======== Information supplied ========

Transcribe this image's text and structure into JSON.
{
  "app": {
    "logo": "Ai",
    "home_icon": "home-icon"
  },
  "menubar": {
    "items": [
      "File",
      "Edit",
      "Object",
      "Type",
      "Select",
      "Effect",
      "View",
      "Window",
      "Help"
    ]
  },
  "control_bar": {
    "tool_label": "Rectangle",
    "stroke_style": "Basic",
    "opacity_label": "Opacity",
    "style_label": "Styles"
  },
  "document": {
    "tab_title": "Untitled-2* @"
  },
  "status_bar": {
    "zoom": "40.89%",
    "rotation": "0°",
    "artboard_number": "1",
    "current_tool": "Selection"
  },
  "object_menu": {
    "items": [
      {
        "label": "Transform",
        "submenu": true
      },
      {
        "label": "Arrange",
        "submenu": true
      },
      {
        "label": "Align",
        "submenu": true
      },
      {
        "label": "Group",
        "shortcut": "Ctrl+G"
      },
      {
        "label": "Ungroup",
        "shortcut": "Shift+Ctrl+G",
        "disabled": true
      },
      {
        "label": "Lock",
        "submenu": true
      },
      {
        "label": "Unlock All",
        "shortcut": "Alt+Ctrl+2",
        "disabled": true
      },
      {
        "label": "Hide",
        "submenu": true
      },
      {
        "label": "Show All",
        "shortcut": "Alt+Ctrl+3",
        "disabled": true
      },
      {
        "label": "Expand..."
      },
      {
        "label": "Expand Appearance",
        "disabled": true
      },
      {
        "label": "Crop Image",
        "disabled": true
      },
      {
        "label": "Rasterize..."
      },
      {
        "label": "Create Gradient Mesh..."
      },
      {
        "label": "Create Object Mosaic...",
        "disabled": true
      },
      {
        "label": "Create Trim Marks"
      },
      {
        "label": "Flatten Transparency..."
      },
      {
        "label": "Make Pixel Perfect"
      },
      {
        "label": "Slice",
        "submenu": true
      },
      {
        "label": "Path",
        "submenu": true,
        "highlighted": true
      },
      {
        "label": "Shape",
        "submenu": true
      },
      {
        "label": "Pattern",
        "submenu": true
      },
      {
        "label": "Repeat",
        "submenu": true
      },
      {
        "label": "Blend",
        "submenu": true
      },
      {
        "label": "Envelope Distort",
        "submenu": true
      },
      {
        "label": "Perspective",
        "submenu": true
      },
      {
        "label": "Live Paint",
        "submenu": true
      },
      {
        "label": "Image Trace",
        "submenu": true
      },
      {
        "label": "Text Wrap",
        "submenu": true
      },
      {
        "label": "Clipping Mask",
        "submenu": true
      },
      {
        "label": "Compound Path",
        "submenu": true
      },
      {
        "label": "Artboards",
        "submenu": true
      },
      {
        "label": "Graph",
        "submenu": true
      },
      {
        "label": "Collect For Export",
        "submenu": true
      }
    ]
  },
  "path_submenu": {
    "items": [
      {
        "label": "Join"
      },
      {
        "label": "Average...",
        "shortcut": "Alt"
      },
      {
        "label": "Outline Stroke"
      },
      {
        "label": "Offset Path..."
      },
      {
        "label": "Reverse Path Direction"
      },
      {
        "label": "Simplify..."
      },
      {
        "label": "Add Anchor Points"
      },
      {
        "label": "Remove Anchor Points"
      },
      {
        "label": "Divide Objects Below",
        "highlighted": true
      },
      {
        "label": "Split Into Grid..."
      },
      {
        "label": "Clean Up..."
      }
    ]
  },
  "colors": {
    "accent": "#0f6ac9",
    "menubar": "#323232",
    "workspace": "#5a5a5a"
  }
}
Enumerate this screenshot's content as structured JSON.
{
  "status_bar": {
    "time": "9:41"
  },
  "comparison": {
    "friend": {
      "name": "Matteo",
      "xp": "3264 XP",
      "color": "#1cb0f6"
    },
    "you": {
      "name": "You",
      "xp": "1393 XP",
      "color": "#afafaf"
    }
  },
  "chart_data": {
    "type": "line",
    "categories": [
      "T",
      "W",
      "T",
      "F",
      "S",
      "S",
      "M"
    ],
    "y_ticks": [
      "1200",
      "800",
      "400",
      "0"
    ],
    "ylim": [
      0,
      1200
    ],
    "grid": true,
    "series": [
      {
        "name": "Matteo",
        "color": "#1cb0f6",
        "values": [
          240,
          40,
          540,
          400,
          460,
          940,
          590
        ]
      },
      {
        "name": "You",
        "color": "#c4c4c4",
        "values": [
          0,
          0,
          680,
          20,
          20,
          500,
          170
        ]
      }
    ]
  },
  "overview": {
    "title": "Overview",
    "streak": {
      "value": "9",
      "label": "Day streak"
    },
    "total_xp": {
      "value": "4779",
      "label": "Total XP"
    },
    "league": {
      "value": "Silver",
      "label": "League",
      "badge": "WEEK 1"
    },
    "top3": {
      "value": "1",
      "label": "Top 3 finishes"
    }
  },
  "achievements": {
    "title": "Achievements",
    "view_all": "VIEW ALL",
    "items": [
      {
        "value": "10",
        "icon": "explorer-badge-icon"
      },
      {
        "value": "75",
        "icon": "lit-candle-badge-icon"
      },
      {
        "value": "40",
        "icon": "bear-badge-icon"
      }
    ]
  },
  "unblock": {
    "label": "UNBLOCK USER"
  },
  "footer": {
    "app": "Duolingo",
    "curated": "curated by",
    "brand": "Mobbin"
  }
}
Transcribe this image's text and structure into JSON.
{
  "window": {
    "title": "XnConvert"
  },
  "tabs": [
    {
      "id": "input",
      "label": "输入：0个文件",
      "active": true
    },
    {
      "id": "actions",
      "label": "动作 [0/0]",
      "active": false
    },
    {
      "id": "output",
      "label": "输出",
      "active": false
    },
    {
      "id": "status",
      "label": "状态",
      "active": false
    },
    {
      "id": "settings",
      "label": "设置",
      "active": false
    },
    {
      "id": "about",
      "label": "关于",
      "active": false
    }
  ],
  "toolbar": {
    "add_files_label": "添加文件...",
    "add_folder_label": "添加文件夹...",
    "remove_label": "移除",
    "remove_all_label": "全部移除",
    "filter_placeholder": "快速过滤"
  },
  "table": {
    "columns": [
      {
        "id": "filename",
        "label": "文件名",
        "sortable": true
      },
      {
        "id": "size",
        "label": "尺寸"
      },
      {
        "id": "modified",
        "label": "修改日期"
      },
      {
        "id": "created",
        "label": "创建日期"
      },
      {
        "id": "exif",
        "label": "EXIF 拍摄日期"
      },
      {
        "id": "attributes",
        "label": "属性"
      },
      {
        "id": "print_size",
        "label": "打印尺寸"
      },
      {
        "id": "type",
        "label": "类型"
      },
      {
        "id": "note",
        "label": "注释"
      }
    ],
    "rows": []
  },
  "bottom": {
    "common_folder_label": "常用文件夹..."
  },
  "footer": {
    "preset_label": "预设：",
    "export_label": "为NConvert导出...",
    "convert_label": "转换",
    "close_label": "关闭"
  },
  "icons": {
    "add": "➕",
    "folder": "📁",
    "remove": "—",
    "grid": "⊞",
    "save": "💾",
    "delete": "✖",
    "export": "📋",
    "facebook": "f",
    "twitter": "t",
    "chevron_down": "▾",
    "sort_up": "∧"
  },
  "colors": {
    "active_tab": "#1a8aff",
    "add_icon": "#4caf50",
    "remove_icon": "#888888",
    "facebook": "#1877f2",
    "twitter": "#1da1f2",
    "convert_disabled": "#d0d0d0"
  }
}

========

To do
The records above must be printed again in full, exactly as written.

Written response
Transcribe this image's text and structure into JSON.
{
  "app": {
    "logo": "Ai",
    "home_icon": "home-icon"
  },
  "menubar": {
    "items": [
      "File",
      "Edit",
      "Object",
      "Type",
      "Select",
      "Effect",
      "View",
      "Window",
      "Help"
    ]
  },
  "control_bar": {
    "tool_label": "Rectangle",
    "stroke_style": "Basic",
    "opacity_label": "Opacity",
    "style_label": "Styles"
  },
  "document": {
    "tab_title": "Untitled-2* @"
  },
  "status_bar": {
    "zoom": "40.89%",
    "rotation": "0°",
    "artboard_number": "1",
    "current_tool": "Selection"
  },
  "object_menu": {
    "items": [
      {
        "label": "Transform",
        "submenu": true
      },
      {
        "label": "Arrange",
        "submenu": true
      },
      {
        "label": "Align",
        "submenu": true
      },
      {
        "label": "Group",
        "shortcut": "Ctrl+G"
      },
      {
        "label": "Ungroup",
        "shortcut": "Shift+Ctrl+G",
        "disabled": true
      },
      {
        "label": "Lock",
        "submenu": true
      },
      {
        "label": "Unlock All",
        "shortcut": "Alt+Ctrl+2",
        "disabled": true
      },
      {
        "label": "Hide",
        "submenu": true
      },
      {
        "label": "Show All",
        "shortcut": "Alt+Ctrl+3",
        "disabled": true
      },
      {
        "label": "Expand..."
      },
      {
        "label": "Expand Appearance",
        "disabled": true
      },
      {
        "label": "Crop Image",
        "disabled": true
      },
      {
        "label": "Rasterize..."
      },
      {
        "label": "Create Gradient Mesh..."
      },
      {
        "label": "Create Object Mosaic...",
        "disabled": true
      },
      {
        "label": "Create Trim Marks"
      },
      {
        "label": "Flatten Transparency..."
      },
      {
        "label": "Make Pixel Perfect"
      },
      {
        "label": "Slice",
        "submenu": true
      },
      {
        "label": "Path",
        "submenu": true,
        "highlighted": true
      },
      {
        "label": "Shape",
        "submenu": true
      },
      {
        "label": "Pattern",
        "submenu": true
      },
      {
        "label": "Repeat",
        "submenu": true
      },
      {
        "label": "Blend",
        "submenu": true
      },
      {
        "label": "Envelope Distort",
        "submenu": true
      },
      {
        "label": "Perspective",
        "submenu": true
      },
      {
        "label": "Live Paint",
        "submenu": true
      },
      {
        "label": "Image Trace",
        "submenu": true
      },
      {
        "label": "Text Wrap",
        "submenu": true
      },
      {
        "label": "Clipping Mask",
        "submenu": true
      },
      {
        "label": "Compound Path",
        "submenu": true
      },
      {
        "label": "Artboards",
        "submenu": true
      },
      {
        "label": "Graph",
        "submenu": true
      },
      {
        "label": "Collect For Export",
        "submenu": true
      }
    ]
  },
  "path_submenu": {
    "items": [
      {
        "label": "Join"
      },
      {
        "label": "Average...",
        "shortcut": "Alt"
      },
      {
        "label": "Outline Stroke"
      },
      {
        "label": "Offset Path..."
      },
      {
        "label": "Reverse Path Direction"
      },
      {
        "label": "Simplify..."
      },
      {
        "label": "Add Anchor Points"
      },
      {
        "label": "Remove Anchor Points"
      },
      {
        "label": "Divide Objects Below",
        "highlighted": true
      },
      {
        "label": "Split Into Grid..."
      },
      {
        "label": "Clean Up..."
      }
    ]
  },
  "colors": {
    "accent": "#0f6ac9",
    "menubar": "#323232",
    "workspace": "#5a5a5a"
  }
}
Enumerate this screenshot's content as structured JSON.
{
  "status_bar": {
    "time": "9:41"
  },
  "comparison": {
    "friend": {
      "name": "Matteo",
      "xp": "3264 XP",
      "color": "#1cb0f6"
    },
    "you": {
      "name": "You",
      "xp": "1393 XP",
      "color": "#afafaf"
    }
  },
  "chart_data": {
    "type": "line",
    "categories": [
      "T",
      "W",
      "T",
      "F",
      "S",
      "S",
      "M"
    ],
    "y_ticks": [
      "1200",
      "800",
      "400",
      "0"
    ],
    "ylim": [
      0,
      1200
    ],
    "grid": true,
    "series": [
      {
        "name": "Matteo",
        "color": "#1cb0f6",
        "values": [
          240,
          40,
          540,
          400,
          460,
          940,
          590
        ]
      },
      {
        "name": "You",
        "color": "#c4c4c4",
        "values": [
          0,
          0,
          680,
          20,
          20,
          500,
          170
        ]
      }
    ]
  },
  "overview": {
    "title": "Overview",
    "streak": {
      "value": "9",
      "label": "Day streak"
    },
    "total_xp": {
      "value": "4779",
      "label": "Total XP"
    },
    "league": {
      "value": "Silver",
      "label": "League",
      "badge": "WEEK 1"
    },
    "top3": {
      "value": "1",
      "label": "Top 3 finishes"
    }
  },
  "achievements": {
    "title": "Achievements",
    "view_all": "VIEW ALL",
    "items": [
      {
        "value": "10",
        "icon": "explorer-badge-icon"
      },
      {
        "value": "75",
        "icon": "lit-candle-badge-icon"
      },
      {
        "value": "40",
        "icon": "bear-badge-icon"
      }
    ]
  },
  "unblock": {
    "label": "UNBLOCK USER"
  },
  "footer": {
    "app": "Duolingo",
    "curated": "curated by",
    "brand": "Mobbin"
  }
}
Transcribe this image's text and structure into JSON.
{
  "window": {
    "title": "XnConvert"
  },
  "tabs": [
    {
      "id": "input",
      "label": "输入：0个文件",
      "active": true
    },
    {
      "id": "actions",
      "label": "动作 [0/0]",
      "active": false
    },
    {
      "id": "output",
      "label": "输出",
      "active": false
    },
    {
      "id": "status",
      "label": "状态",
      "active": false
    },
    {
      "id": "settings",
      "label": "设置",
      "active": false
    },
    {
      "id": "about",
      "label": "关于",
      "active": false
    }
  ],
  "toolbar": {
    "add_files_label": "添加文件...",
    "add_folder_label": "添加文件夹...",
    "remove_label": "移除",
    "remove_all_label": "全部移除",
    "filter_placeholder": "快速过滤"
  },
  "table": {
    "columns": [
      {
        "id": "filename",
        "label": "文件名",
        "sortable": true
      },
      {
        "id": "size",
        "label": "尺寸"
      },
      {
        "id": "modified",
        "label": "修改日期"
      },
      {
        "id": "created",
        "label": "创建日期"
      },
      {
        "id": "exif",
        "label": "EXIF 拍摄日期"
      },
      {
        "id": "attributes",
        "label": "属性"
      },
      {
        "id": "print_size",
        "label": "打印尺寸"
      },
      {
        "id": "type",
        "label": "类型"
      },
      {
        "id": "note",
        "label": "注释"
      }
    ],
    "rows": []
  },
  "bottom": {
    "common_folder_label": "常用文件夹..."
  },
  "footer": {
    "preset_label": "预设：",
    "export_label": "为NConvert导出...",
    "convert_label": "转换",
    "close_label": "关闭"
  },
  "icons": {
    "add": "➕",
    "folder": "📁",
    "remove": "—",
    "grid": "⊞",
    "save": "💾",
    "delete": "✖",
    "export": "📋",
    "facebook": "f",
    "twitter": "t",
    "chevron_down": "▾",
    "sort_up": "∧"
  },
  "colors": {
    "active_tab": "#1a8aff",
    "add_icon": "#4caf50",
    "remove_icon": "#888888",
    "facebook": "#1877f2",
    "twitter": "#1da1f2",
    "convert_disabled": "#d0d0d0"
  }
}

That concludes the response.